─── EXERCISE DATA

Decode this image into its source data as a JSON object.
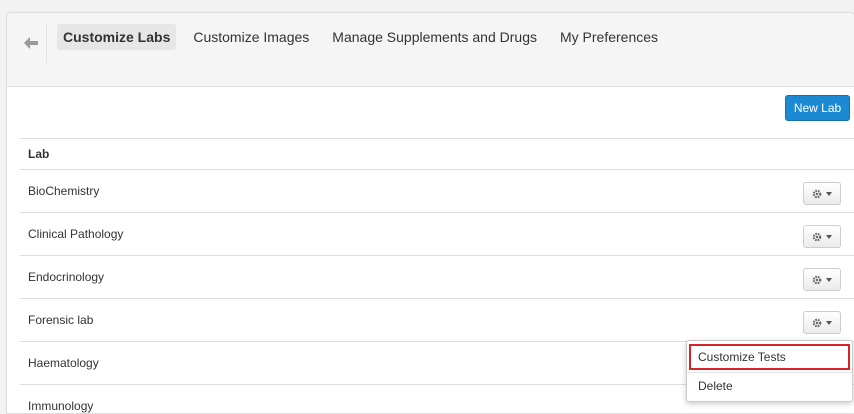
{
  "nav": {
    "tabs": [
      {
        "label": "Customize Labs",
        "active": true
      },
      {
        "label": "Customize Images",
        "active": false
      },
      {
        "label": "Manage Supplements and Drugs",
        "active": false
      },
      {
        "label": "My Preferences",
        "active": false
      }
    ]
  },
  "actions": {
    "new_lab_label": "New Lab"
  },
  "table": {
    "header": "Lab",
    "rows": [
      "BioChemistry",
      "Clinical Pathology",
      "Endocrinology",
      "Forensic lab",
      "Haematology",
      "Immunology"
    ]
  },
  "dropdown": {
    "items": [
      "Customize Tests",
      "Delete"
    ]
  },
  "colors": {
    "accent": "#1b8ad3",
    "highlight_border": "#d9232a"
  }
}
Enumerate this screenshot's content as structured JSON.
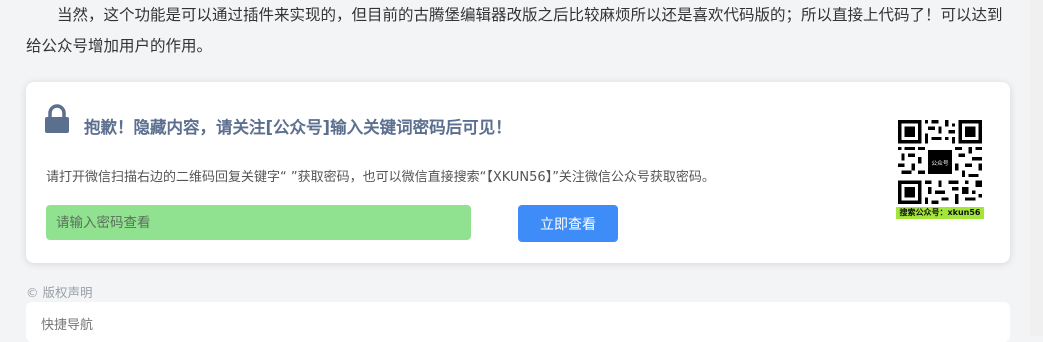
{
  "article": {
    "paragraph": "当然，这个功能是可以通过插件来实现的，但目前的古腾堡编辑器改版之后比较麻烦所以还是喜欢代码版的；所以直接上代码了！可以达到给公众号增加用户的作用。"
  },
  "hidden_content": {
    "lock_icon": "lock-icon",
    "title": "抱歉！隐藏内容，请关注[公众号]输入关键词密码后可见！",
    "description": "请打开微信扫描右边的二维码回复关键字“ ”获取密码，也可以微信直接搜索“【XKUN56】”关注微信公众号获取密码。",
    "input_placeholder": "请输入密码查看",
    "input_value": "",
    "button_label": "立即查看",
    "qr_caption": "搜索公众号：xkun56",
    "qr_center_text": "公众号",
    "accent_color": "#3d8cf7",
    "input_color": "#90e291"
  },
  "footer": {
    "copyright": "© 版权声明",
    "quick_nav": "快捷导航"
  }
}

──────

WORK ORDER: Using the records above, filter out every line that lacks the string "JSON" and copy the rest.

FINISHED TASK:
Decode this image into its source data as a JSON object.
Enumerate this screenshot's content as structured JSON.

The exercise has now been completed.